Visitors to the Fairview Cemetery in Halifax, Nova Scotia, might notice something odd about its gravesites. When walking around the cemetery, it”s hard to miss the nearly 120 identical graves next to one another. Some of these graves don”t have names, but they all mark the final resting place for victims of the RMS Titanic.
Each gray granite marker is the resting place of one victim. Of the 120 markers, about one-third are unnamed. The victim was never able to be identified. The only thing visible on their headstones are the dates of death and the marker number.
The Fairview Cemetery is the final resting place for more RMS Titanic victims than any other cemetery in the world. The markers are laid out along a gentle curve, which incidentally forms the shape of a ship”s bow.
The marker that gained the most attention over the years is that of an initially unidentified child. For decades he was known as The Unknown Child. In 2002, forensic testing was able to positively identify the young boy as 19-month-old Sidney Leslie Goodwin, an English child who died with his family when the ship went down.

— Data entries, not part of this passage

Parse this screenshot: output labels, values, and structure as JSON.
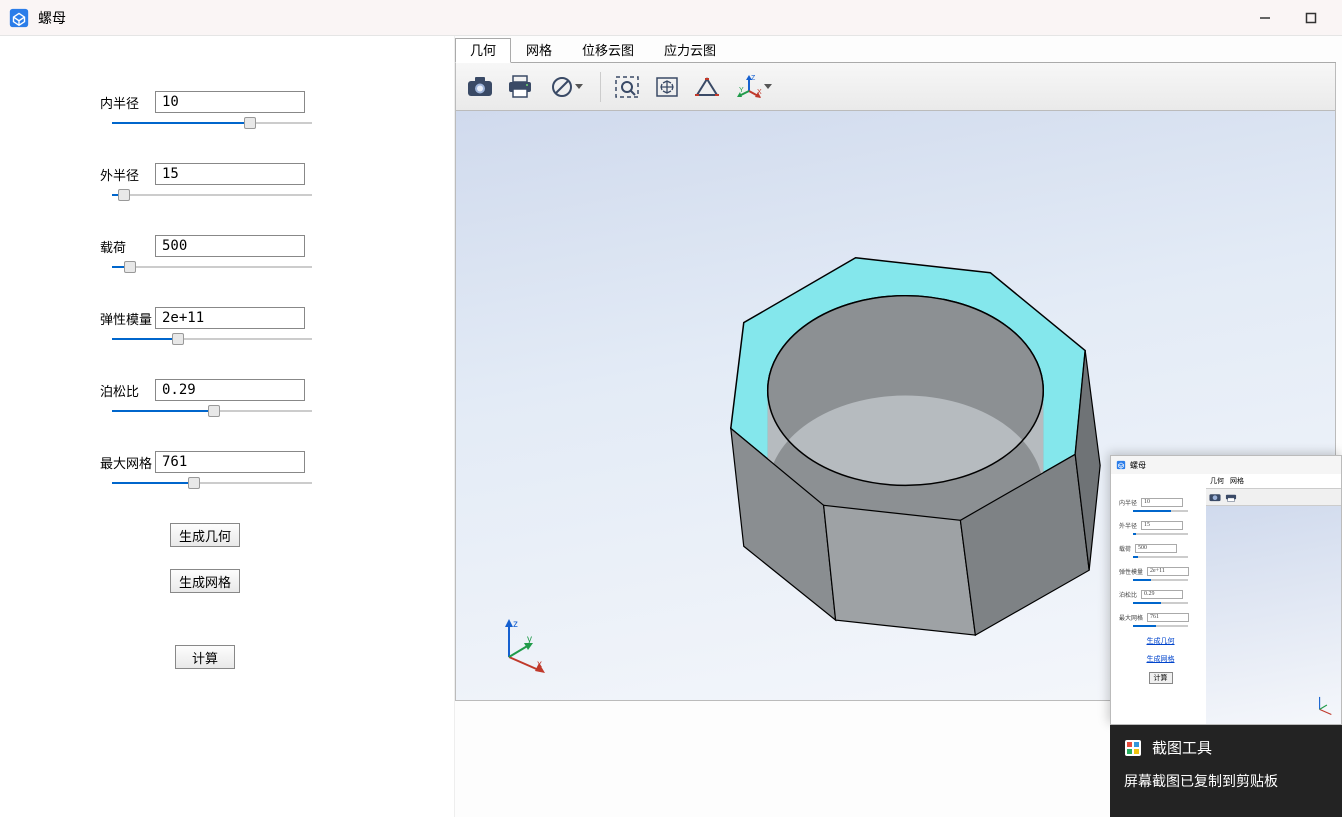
{
  "window": {
    "title": "螺母"
  },
  "params": [
    {
      "label": "内半径",
      "value": "10",
      "slider_pct": 69
    },
    {
      "label": "外半径",
      "value": "15",
      "slider_pct": 6
    },
    {
      "label": "载荷",
      "value": "500",
      "slider_pct": 9
    },
    {
      "label": "弹性模量",
      "value": "2e+11",
      "slider_pct": 33
    },
    {
      "label": "泊松比",
      "value": "0.29",
      "slider_pct": 51
    },
    {
      "label": "最大网格",
      "value": "761",
      "slider_pct": 41
    }
  ],
  "buttons": {
    "gen_geometry": "生成几何",
    "gen_mesh": "生成网格",
    "calc": "计算"
  },
  "tabs": [
    "几何",
    "网格",
    "位移云图",
    "应力云图"
  ],
  "active_tab": 0,
  "toolbar_icons": [
    "camera-icon",
    "printer-icon",
    "forbid-icon",
    "sep",
    "zoom-box-icon",
    "fit-icon",
    "measure-icon",
    "axis-icon"
  ],
  "toast": {
    "title": "截图工具",
    "message": "屏幕截图已复制到剪贴板"
  },
  "mini_tabs": [
    "几何",
    "网格"
  ],
  "mini_buttons": {
    "gen_geometry": "生成几何",
    "gen_mesh": "生成网格",
    "calc": "计算"
  }
}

No matter how many years go by, the tragedy of what happened to the RMS Titanic and her passengers still feels fresh. Let”s take a moment out of our day today to remember these poor souls and hope they find some peace.